Rio de Janeiro has overcome setbacks and is "ready to welcome the world" to the 2016 Olympics, says the International Olympic Committee.
Nawal El Moutawakel, who heads the IOC group monitoring the preparations, has made her final visit to Brazil after travelling there regularly since 2009.
There have been fears over Rio's readiness because of building delays, the Zika virus and political crises.
But El Moutawakel said the Olympic venues are "ready for action".
Economic problems have seen initial plans scaled back and concerns over unfinished building work were still being expressed last month.
Meanwhile, a coastal cycleway built for the event collapsed in April.

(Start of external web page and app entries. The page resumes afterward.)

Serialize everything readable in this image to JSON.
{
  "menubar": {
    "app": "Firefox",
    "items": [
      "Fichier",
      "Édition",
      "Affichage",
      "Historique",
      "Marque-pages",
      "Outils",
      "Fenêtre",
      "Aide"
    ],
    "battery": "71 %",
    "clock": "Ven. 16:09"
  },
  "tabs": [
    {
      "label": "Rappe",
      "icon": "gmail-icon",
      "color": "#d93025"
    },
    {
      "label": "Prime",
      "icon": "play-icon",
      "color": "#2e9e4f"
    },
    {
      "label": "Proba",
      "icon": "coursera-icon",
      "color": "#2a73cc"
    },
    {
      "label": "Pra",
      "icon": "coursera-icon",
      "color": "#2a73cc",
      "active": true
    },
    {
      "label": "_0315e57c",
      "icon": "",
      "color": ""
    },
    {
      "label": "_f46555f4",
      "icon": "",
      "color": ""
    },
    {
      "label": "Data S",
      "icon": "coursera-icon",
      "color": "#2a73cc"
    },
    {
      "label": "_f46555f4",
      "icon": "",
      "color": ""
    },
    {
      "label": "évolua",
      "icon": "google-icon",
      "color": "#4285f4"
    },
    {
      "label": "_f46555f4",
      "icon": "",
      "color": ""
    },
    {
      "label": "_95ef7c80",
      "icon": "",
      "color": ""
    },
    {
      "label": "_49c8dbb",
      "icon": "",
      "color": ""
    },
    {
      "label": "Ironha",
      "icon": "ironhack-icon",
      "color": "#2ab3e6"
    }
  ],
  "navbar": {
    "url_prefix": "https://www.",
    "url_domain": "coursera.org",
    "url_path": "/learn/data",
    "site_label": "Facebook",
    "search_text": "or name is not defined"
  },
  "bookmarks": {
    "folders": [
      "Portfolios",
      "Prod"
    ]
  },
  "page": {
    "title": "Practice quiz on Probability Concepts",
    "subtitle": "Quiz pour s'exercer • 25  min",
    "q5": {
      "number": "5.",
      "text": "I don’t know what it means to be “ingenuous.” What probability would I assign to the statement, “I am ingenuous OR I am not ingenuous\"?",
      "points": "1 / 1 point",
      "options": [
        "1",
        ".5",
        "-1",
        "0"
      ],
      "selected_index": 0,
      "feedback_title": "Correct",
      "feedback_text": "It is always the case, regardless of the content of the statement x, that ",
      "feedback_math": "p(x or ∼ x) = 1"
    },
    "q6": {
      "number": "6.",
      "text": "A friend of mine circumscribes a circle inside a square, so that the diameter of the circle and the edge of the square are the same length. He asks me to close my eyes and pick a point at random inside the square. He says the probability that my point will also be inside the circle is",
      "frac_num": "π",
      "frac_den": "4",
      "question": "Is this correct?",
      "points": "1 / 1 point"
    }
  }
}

There was concern over the water quality at the Guanabara Bay sailing venue after tests revealed high levels of bacteria and viruses, and two sailors claimed to have contracted infections from the water.
New pipes have since been installed, and the IOC said water quality levels are "much improved".
In a statement the IOC said "the velodrome and equestrian venues, which were being monitored closely by the organisers, are also in the final stage of preparation, and will be ready for the Games."
The organisation said that 44 test events had been staged at various venues.
And despite police protests in June over safety and pay, the IOC said there will be a combined security force of 85,000 people "guaranteeing the security of the Olympic Village, the sports venues and key infrastructure".
Concerns over the Zika virus, which has been linked to defects in newborn babies, have also blighted preparations.
The American golfer Jordan Spieth has become the latest high-profile player to pull out of the Olympics citing health fears.
The World Health Organisation (WHO) has said that there should be "no general restrictions on travel and trade with countries, areas and/or territories with Zika virus transmission," including the areas that will host the Olympics.
"The Games will take place during the winter months of August and September, when the drier, cooler climate greatly reduces the presence of mosquitoes and therefore the risk of infection," the IOC added.